Scientists Look at 10 Years of Data to Characterize St. John’s Coral Reefs and Fish Populations
Scientists from the National Centers for Coastal Ocean Science recently integrated 10 years of baseline monitoring data (2001–2009) to characterize the spatial and temporal patterns in coral reefs and seafloor communities within and around the Virgin Islands Coral Reef National Monument and Virgin Islands National Park. The new report also documents how these marine resources have been affected by natural events and human disturbances.

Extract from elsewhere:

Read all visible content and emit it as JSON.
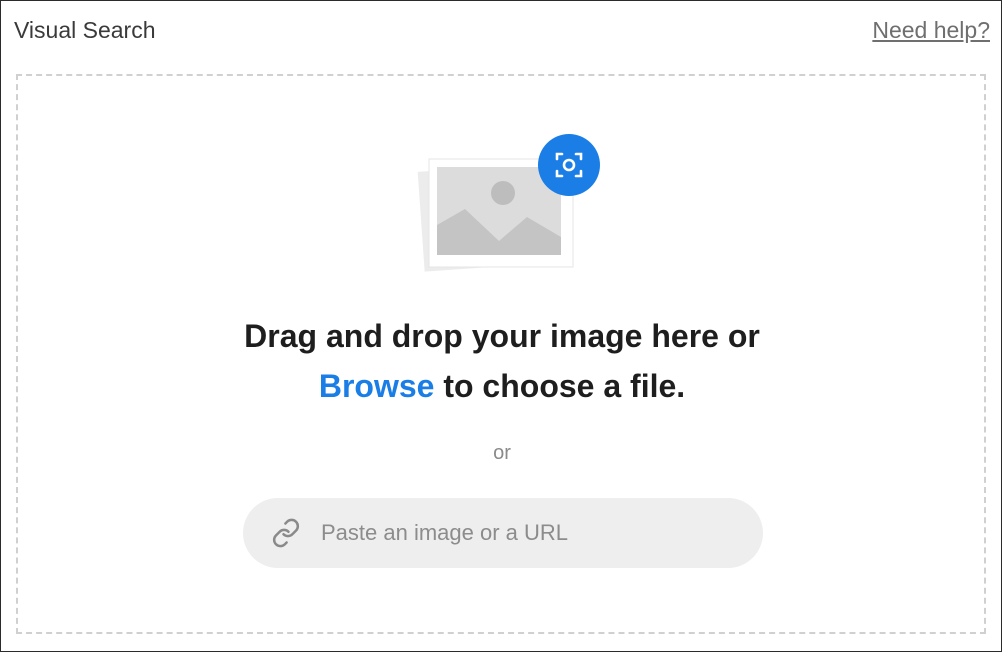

The team found that coral reefs in St. John are very different today when compared to 30 years ago. Live coral cover has declined severely, possibly from increased prevalence of coral diseases, and reef fish assemblages have changed because of habitat degradation and fishing pressure. The team also found that several hotspots of biological diversity still exist within the island’s marine waters. The report provides valuable information for the monument’s first ever general management plan and also will help local managers make informed decisions to protect these resources. Managers are using awareness campaigns and also enforcing fishing and boating regulations to curb habitat degradation and overfishing, however additional strategies are needed to curtail these problems in adjacent areas.

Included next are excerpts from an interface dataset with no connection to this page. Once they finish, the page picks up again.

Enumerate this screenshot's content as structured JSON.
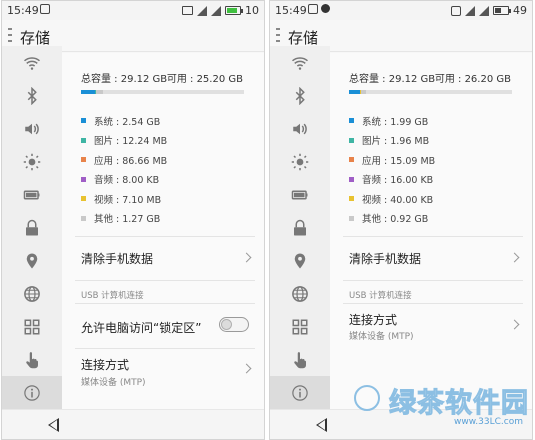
{
  "page_title": "存储",
  "colors": {
    "system": "#1a8fd6",
    "pictures": "#3fb5a4",
    "apps": "#e8834a",
    "audio": "#a05ec6",
    "video": "#e8c230",
    "other": "#c9c9c9",
    "toggle_off": "#dcdcdc",
    "watermark": "#8cbfe3"
  },
  "left": {
    "status": {
      "time": "15:49",
      "battery_text": "10",
      "battery_color": "#3fbf3f",
      "battery_level": 0.8
    },
    "title": "存储",
    "total_label": "总容量 : 29.12 GB",
    "available_label": "可用 : 25.20 GB",
    "usage_fractions": {
      "system": 0.087,
      "pictures": 0.004,
      "apps": 0.003,
      "audio": 0.0,
      "video": 0.0,
      "other": 0.044
    },
    "legend": [
      {
        "key": "system",
        "label": "系统 : 2.54 GB"
      },
      {
        "key": "pictures",
        "label": "图片 : 12.24 MB"
      },
      {
        "key": "apps",
        "label": "应用 : 86.66 MB"
      },
      {
        "key": "audio",
        "label": "音频 : 8.00 KB"
      },
      {
        "key": "video",
        "label": "视频 : 7.10 MB"
      },
      {
        "key": "other",
        "label": "其他 : 1.27 GB"
      }
    ],
    "clear_data": "清除手机数据",
    "usb_section": "USB 计算机连接",
    "allow_lock_area": "允许电脑访问“锁定区”",
    "allow_lock_area_enabled": false,
    "connection_mode": "连接方式",
    "connection_mode_value": "媒体设备 (MTP)"
  },
  "right": {
    "status": {
      "time": "15:49",
      "battery_text": "49",
      "battery_color": "#444444",
      "battery_level": 0.49
    },
    "title": "存储",
    "total_label": "总容量 : 29.12 GB",
    "available_label": "可用 : 26.20 GB",
    "usage_fractions": {
      "system": 0.068,
      "pictures": 0.001,
      "apps": 0.001,
      "audio": 0.0,
      "video": 0.001,
      "other": 0.032
    },
    "legend": [
      {
        "key": "system",
        "label": "系统 : 1.99 GB"
      },
      {
        "key": "pictures",
        "label": "图片 : 1.96 MB"
      },
      {
        "key": "apps",
        "label": "应用 : 15.09 MB"
      },
      {
        "key": "audio",
        "label": "音频 : 16.00 KB"
      },
      {
        "key": "video",
        "label": "视频 : 40.00 KB"
      },
      {
        "key": "other",
        "label": "其他 : 0.92 GB"
      }
    ],
    "clear_data": "清除手机数据",
    "usb_section": "USB 计算机连接",
    "connection_mode": "连接方式",
    "connection_mode_value": "媒体设备 (MTP)"
  },
  "sidebar_icons": [
    "wifi-icon",
    "bluetooth-icon",
    "volume-icon",
    "brightness-icon",
    "battery-icon",
    "lock-icon",
    "location-icon",
    "globe-icon",
    "apps-grid-icon",
    "touch-icon",
    "info-icon"
  ],
  "sidebar_active": "info-icon",
  "watermark": {
    "text": "绿茶软件园",
    "url": "www.33LC.com"
  }
}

Funding for the study was provided by NCCOS, NOAA’s Coral Reef Conservation Program, and the National Park Service. Data collection partners included the National Park Service, the Virgin Islands Department of Planning and Natural Resources, the U.S. Geological Survey, the University of the Virgin Islands, and the University of Hawaii.
For more information, contact Chris.Jeffrey@noaa.gov.